IT IS ORDERED that the Parish of Jefferson is hereby permanently ENJOINED from interfering with or withholding approval of a reasonable accommodation for Groome Resources, Ltd., L.L.C. to operate a group home for Alzheimer's patients located at 5109 Elmwood Parkway in Metairie. Specifically, Groome is to be permitted to open and operate the home with five Alzheimer's patients as residents. This injunction does not prohibit Jefferson Parish, the State of Louisiana, or any other regulatory agency from requiring compliance by Groome with all other ordinances and regulations that may apply and are not the subject of this litigation.

The Court will in due course issue a supplemental order covering the remaining issues of damages and attorney's fees, together with a final judgment.


[1] The present extension until June 21, 1999, was granted only after intervention by this Court. Groome will also pay a $2,000 penalty for the delay in closing.

[2] Following initial review and approval by both the Department of Inspection and Code Enforcement and the Parish Attorney's Office on March 16, 1999, several days later Councilman Muniz asked that approval be delayed.

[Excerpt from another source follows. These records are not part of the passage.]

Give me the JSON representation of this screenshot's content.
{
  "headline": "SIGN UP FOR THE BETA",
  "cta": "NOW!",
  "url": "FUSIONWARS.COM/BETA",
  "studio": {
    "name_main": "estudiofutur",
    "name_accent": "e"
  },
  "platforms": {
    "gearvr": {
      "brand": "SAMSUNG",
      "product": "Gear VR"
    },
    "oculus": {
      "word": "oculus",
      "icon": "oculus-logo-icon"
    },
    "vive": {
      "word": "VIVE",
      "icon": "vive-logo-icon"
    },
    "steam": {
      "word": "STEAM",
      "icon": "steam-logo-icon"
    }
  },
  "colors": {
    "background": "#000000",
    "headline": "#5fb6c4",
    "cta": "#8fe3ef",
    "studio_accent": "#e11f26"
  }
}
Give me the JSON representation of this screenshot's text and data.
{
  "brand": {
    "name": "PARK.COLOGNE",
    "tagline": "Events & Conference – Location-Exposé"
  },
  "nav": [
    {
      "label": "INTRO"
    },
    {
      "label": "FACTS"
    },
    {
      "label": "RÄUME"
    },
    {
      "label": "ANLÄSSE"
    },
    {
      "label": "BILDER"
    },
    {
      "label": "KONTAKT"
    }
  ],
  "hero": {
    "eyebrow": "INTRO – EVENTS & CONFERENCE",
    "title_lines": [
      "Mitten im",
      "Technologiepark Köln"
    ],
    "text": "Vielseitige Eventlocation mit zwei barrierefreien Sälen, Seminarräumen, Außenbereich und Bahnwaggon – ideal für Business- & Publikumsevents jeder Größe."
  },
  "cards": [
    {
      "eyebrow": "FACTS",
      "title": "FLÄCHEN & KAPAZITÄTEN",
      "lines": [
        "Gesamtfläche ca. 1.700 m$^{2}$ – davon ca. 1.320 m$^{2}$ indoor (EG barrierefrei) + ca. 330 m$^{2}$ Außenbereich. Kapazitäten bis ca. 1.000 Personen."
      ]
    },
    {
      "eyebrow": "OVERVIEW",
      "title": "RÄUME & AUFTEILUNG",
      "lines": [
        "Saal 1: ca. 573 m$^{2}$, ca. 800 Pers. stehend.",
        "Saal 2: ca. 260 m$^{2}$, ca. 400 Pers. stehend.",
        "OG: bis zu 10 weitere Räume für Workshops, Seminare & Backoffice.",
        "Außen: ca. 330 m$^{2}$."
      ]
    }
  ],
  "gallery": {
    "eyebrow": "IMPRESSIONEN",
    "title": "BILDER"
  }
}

The councilman met with a group of residents from the neighborhood and the Parish Attorney on March 19. Apparently nothing further was done to act on the application until plaintiff's counsel wrote to the Parish Attorney on April 28, demanding the requested accommodation be granted. The only action taken since was a letter from the Parish Attorney requesting "additional information", mostly pertaining to information about the applicant, Groome, and state licensing information. Although none of this information was requested in the initial application form, and was not requested in plaintiff's previous application for Rosa Avenue, plaintiff complied within several days. Except for a couple of phone calls to the Louisiana Department of Social Services made by Patricia Jackson in early June, there was no evidence that the Parish has taken any further steps to act on the application. The application has now been pending 127 days without being formally acted upon. According to Ms. Jackson, such applications are typically handled within 45 days.